* [EXERCISE MATERIALS]
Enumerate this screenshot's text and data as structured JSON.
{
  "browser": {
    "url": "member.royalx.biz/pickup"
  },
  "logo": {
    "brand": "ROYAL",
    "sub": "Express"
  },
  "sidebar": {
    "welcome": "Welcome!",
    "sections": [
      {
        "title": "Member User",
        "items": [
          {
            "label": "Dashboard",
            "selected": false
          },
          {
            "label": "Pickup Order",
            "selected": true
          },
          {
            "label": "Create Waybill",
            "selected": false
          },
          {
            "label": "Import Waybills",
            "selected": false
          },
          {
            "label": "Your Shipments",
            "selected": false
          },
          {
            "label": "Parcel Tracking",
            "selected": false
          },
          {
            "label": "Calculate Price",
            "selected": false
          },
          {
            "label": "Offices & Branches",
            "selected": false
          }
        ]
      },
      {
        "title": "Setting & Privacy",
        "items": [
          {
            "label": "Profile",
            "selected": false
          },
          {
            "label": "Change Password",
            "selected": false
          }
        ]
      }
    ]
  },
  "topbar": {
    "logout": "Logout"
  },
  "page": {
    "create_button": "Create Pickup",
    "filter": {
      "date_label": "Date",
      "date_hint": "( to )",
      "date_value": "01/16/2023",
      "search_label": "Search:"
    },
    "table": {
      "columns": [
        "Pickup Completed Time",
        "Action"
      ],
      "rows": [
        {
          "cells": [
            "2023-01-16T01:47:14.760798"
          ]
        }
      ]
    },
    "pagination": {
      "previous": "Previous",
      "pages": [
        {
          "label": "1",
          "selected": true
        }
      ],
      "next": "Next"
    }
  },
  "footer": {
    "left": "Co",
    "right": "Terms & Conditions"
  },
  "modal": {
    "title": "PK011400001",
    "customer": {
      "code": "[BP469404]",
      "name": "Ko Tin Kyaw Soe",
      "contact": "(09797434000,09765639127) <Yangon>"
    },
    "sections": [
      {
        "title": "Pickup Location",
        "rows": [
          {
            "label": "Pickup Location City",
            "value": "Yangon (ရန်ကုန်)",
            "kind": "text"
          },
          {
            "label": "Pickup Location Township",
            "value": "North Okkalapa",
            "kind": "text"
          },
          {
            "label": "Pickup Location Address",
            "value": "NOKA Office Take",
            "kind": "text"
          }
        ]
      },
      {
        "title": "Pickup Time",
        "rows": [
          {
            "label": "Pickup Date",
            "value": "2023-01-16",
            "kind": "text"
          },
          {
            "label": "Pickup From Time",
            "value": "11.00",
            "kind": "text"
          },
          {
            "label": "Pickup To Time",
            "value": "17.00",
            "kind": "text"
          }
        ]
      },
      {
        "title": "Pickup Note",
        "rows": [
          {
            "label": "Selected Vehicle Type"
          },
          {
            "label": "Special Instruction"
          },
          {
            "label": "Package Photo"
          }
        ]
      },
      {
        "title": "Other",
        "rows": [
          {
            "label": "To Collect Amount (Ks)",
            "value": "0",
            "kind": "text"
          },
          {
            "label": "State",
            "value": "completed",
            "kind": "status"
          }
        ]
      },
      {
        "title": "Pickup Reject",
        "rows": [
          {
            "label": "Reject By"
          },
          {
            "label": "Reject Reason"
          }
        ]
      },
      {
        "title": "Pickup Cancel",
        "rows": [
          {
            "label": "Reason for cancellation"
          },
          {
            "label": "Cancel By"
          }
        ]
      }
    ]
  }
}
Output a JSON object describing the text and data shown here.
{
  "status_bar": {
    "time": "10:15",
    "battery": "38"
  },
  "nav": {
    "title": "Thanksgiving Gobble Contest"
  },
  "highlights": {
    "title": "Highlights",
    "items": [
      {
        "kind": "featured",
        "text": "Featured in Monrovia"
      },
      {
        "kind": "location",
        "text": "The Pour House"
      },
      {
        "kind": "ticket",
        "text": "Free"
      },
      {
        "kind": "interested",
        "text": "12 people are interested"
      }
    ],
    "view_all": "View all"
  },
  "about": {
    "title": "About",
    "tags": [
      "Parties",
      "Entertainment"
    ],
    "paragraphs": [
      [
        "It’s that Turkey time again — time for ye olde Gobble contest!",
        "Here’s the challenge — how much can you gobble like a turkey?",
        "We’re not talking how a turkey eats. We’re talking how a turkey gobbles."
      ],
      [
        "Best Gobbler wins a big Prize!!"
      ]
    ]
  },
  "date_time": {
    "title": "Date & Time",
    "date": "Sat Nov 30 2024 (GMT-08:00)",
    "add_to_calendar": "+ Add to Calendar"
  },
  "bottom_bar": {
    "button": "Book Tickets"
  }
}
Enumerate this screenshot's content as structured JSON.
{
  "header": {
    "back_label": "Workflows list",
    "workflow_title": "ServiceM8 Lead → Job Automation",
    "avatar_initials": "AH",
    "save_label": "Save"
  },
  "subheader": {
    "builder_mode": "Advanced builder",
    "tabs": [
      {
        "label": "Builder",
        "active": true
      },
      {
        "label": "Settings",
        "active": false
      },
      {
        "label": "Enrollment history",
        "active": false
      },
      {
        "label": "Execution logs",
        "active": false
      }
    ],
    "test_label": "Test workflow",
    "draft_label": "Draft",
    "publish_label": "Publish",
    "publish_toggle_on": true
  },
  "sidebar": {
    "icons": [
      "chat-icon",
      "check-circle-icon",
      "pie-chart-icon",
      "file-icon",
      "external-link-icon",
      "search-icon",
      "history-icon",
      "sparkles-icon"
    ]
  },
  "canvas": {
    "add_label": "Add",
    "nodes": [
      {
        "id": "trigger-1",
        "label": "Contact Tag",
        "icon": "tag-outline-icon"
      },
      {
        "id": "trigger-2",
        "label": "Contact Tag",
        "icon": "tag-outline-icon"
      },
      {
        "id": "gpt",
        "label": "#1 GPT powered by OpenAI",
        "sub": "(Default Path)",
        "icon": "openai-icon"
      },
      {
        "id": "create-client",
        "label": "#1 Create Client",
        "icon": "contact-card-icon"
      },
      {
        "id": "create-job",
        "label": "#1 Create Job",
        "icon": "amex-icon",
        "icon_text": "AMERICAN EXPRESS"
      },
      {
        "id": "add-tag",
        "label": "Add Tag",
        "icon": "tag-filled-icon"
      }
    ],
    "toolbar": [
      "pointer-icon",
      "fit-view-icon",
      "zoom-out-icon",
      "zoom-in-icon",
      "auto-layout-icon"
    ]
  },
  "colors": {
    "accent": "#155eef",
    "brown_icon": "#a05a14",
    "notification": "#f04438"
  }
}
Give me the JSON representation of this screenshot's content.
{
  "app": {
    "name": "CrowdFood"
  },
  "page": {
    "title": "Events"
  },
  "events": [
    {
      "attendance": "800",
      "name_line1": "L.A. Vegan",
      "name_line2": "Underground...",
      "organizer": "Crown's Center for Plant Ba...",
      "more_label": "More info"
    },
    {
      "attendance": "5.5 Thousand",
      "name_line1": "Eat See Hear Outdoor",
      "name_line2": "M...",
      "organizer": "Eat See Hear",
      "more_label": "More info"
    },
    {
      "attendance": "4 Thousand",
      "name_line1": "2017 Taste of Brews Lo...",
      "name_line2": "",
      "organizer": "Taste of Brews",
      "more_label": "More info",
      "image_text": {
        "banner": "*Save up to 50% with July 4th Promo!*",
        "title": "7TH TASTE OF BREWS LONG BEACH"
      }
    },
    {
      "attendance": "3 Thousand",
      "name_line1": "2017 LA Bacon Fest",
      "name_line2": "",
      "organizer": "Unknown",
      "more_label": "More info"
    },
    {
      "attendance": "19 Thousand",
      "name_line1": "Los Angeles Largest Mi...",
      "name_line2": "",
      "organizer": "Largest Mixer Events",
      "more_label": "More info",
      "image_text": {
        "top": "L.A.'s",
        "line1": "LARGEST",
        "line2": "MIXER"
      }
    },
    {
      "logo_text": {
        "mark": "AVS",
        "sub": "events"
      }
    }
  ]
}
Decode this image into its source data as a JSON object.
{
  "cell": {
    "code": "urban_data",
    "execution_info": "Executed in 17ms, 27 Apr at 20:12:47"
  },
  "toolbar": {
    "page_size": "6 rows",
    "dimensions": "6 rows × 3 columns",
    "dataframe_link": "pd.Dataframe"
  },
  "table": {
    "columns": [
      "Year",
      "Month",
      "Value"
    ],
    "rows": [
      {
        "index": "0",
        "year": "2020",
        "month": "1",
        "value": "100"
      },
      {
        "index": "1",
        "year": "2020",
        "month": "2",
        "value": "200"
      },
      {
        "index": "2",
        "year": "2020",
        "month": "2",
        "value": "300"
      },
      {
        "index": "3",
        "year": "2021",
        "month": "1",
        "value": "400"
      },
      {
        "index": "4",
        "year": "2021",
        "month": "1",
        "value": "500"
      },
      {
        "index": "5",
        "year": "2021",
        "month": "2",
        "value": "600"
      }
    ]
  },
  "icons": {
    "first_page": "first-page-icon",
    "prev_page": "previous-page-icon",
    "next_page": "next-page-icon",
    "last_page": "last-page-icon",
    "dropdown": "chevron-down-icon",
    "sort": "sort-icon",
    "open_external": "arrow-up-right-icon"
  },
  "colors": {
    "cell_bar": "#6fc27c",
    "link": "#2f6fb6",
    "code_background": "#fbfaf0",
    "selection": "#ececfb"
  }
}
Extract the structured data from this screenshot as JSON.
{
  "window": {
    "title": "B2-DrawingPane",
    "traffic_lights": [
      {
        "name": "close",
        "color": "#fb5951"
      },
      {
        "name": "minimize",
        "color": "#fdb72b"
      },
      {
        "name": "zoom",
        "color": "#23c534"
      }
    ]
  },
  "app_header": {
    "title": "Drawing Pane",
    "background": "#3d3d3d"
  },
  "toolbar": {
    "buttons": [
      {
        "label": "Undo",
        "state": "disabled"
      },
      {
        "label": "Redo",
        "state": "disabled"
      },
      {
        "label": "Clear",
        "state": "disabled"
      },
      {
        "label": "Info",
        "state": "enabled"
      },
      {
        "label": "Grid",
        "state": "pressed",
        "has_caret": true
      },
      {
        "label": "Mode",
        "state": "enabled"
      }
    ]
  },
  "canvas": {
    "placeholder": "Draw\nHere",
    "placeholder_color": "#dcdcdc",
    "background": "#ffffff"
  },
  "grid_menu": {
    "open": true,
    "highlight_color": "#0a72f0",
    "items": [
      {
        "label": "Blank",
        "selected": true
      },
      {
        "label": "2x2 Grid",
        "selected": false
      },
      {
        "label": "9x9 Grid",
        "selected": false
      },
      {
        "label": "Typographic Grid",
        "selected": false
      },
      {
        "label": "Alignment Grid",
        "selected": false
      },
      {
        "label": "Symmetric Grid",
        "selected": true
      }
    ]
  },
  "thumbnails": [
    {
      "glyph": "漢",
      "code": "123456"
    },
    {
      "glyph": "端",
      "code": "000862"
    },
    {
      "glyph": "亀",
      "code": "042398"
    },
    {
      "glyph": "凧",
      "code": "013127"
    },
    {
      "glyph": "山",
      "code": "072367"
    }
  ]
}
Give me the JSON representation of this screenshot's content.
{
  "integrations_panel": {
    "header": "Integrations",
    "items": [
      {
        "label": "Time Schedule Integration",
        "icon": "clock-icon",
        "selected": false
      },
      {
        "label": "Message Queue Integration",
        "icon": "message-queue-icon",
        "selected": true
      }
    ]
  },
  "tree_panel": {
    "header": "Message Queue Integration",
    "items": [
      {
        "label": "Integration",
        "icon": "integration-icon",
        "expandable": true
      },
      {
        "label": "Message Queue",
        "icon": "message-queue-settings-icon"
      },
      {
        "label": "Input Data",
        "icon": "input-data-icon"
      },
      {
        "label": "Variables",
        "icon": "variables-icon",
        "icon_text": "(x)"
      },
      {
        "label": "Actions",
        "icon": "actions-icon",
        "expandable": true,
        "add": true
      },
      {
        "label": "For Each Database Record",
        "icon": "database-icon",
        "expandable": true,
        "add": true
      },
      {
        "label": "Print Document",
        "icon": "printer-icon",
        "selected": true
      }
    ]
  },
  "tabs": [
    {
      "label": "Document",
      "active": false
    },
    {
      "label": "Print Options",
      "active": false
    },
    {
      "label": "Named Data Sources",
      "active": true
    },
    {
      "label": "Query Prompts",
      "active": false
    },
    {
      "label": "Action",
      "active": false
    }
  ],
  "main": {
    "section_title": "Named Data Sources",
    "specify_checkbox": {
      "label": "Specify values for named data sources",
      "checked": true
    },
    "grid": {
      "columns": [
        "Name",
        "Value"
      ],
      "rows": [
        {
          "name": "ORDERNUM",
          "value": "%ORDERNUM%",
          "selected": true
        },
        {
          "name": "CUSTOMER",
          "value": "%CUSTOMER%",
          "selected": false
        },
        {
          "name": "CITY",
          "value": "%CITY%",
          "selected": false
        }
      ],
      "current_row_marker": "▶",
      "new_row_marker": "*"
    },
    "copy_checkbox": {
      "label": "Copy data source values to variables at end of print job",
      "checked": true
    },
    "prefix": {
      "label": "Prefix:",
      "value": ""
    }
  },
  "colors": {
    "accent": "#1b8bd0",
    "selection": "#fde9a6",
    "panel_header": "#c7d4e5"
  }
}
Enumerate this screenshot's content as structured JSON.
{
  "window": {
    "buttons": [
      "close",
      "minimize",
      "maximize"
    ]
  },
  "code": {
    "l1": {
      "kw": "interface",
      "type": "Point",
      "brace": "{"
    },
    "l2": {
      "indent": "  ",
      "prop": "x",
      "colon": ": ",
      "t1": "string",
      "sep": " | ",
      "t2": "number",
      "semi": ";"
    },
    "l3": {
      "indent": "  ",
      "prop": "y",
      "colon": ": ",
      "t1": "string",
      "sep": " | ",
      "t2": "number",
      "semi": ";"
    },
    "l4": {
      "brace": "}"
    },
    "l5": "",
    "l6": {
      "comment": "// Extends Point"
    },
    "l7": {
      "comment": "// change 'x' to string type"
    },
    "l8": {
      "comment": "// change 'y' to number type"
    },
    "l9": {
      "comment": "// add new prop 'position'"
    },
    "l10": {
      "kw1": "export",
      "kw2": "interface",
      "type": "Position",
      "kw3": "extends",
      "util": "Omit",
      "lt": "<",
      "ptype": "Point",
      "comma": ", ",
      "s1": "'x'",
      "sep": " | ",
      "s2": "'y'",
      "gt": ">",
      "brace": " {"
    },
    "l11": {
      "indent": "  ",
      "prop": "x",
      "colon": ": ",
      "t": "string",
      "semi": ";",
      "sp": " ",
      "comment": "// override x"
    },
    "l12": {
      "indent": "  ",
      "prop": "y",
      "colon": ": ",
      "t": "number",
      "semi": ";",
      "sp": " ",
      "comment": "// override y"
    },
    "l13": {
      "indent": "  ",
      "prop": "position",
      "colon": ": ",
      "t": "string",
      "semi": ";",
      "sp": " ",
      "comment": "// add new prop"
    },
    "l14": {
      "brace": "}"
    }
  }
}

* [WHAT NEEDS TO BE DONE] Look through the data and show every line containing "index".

* [RESPONSE TO THIS EXERCISE]
        "index": "0",
        "index": "1",
        "index": "2",
        "index": "3",
        "index": "4",
        "index": "5",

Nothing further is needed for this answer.